Stored items:
════════════════════

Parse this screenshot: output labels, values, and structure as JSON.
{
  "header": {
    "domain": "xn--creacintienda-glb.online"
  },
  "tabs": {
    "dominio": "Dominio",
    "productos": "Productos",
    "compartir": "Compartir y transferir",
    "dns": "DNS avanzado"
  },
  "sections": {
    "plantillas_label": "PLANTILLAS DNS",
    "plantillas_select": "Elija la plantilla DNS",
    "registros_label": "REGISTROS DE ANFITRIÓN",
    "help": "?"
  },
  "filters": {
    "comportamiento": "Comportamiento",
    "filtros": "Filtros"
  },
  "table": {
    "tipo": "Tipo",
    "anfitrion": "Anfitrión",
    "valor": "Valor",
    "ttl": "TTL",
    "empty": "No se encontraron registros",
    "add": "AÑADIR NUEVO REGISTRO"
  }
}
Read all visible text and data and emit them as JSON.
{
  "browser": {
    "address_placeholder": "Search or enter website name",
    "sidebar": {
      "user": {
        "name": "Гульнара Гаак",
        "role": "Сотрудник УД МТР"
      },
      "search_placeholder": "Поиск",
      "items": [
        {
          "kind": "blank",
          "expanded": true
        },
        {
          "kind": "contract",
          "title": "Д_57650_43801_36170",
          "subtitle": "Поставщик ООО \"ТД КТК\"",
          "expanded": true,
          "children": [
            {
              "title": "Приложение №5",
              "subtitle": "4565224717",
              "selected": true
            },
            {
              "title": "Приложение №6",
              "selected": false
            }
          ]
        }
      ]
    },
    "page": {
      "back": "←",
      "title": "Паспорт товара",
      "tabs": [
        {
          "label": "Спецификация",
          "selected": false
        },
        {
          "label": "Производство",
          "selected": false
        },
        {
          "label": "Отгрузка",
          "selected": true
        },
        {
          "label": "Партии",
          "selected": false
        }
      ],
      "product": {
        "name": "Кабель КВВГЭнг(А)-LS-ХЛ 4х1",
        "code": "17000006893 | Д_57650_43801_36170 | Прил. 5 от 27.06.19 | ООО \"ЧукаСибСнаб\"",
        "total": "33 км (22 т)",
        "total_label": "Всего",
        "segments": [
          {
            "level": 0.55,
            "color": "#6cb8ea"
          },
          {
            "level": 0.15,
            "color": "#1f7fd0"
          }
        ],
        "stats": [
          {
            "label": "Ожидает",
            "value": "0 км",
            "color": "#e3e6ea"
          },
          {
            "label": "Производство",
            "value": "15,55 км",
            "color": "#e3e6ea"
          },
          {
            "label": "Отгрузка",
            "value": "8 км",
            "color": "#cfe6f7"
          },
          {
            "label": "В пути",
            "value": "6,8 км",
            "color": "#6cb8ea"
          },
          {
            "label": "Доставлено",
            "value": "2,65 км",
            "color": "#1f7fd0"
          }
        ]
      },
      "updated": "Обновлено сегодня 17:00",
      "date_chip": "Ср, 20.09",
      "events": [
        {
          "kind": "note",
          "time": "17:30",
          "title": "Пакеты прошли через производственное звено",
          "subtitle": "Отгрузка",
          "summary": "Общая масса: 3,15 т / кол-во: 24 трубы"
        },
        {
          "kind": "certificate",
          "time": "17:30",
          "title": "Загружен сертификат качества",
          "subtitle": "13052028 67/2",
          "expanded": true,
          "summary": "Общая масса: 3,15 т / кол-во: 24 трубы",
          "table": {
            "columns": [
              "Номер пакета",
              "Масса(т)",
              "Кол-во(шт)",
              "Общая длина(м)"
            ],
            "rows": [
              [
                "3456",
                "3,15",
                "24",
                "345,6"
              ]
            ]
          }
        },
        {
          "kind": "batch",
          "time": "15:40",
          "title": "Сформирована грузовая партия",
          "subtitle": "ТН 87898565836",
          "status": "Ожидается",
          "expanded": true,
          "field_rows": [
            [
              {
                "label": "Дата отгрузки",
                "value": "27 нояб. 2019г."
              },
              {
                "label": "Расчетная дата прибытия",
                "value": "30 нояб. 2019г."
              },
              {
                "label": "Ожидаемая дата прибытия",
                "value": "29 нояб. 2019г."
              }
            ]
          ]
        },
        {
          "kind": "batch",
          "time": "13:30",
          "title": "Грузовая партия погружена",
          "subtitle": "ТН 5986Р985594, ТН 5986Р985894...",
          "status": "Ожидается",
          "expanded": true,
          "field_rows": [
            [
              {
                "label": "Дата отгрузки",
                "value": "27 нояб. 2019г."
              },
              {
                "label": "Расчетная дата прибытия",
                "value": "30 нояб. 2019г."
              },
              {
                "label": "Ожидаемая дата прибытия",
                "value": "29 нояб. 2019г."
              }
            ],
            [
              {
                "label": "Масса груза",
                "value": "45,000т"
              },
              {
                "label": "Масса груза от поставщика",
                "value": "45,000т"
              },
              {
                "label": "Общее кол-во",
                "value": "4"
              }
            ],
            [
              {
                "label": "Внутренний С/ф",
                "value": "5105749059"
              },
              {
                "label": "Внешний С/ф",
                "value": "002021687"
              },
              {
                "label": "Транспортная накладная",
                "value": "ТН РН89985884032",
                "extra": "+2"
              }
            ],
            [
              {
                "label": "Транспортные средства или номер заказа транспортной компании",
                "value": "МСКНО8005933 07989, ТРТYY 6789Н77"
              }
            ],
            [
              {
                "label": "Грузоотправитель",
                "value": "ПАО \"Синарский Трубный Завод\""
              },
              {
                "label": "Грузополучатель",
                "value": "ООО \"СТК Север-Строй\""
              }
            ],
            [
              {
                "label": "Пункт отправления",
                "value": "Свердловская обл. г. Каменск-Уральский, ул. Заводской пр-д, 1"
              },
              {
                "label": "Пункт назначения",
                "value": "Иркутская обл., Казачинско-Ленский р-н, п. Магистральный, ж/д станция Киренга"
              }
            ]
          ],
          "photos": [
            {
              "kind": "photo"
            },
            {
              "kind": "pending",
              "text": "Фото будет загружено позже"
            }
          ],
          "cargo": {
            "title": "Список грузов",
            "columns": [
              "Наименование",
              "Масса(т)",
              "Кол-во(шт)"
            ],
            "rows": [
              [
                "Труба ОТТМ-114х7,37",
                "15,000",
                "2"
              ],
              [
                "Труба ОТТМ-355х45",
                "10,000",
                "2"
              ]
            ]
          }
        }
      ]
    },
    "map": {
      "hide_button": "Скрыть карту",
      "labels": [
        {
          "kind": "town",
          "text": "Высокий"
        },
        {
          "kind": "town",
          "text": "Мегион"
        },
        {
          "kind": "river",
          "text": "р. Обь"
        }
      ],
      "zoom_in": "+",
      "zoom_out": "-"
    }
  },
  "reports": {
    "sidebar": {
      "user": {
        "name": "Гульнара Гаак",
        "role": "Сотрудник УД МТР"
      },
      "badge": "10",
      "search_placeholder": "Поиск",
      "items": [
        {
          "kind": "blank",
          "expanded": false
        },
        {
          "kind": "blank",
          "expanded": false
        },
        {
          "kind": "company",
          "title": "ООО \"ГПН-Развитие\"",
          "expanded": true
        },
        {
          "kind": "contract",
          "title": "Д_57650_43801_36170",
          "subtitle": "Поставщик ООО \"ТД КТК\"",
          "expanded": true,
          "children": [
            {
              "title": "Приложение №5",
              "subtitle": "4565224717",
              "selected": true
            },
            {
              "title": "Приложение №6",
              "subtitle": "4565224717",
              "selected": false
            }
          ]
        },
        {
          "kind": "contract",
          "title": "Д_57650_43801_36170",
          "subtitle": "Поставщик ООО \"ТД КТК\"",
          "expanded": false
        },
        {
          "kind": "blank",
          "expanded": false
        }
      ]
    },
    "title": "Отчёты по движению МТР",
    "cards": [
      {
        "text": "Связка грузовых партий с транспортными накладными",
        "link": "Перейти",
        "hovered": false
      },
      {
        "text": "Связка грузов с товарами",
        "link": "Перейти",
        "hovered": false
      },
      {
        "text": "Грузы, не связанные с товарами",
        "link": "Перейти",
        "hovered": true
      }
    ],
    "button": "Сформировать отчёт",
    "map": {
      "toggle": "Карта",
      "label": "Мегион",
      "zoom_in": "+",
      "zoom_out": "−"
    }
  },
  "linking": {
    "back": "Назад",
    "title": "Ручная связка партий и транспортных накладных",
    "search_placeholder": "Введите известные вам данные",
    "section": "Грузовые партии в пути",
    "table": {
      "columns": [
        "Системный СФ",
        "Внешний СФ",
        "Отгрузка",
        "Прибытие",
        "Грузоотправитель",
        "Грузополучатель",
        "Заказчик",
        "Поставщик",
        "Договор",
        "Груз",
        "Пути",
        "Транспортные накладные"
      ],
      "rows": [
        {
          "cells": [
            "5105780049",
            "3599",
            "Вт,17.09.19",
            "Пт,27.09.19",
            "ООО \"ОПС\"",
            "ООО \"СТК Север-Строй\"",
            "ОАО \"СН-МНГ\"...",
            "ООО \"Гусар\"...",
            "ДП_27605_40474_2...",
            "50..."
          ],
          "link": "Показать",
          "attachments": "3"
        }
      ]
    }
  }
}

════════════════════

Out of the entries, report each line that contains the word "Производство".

          "label": "Производство",
            "label": "Производство",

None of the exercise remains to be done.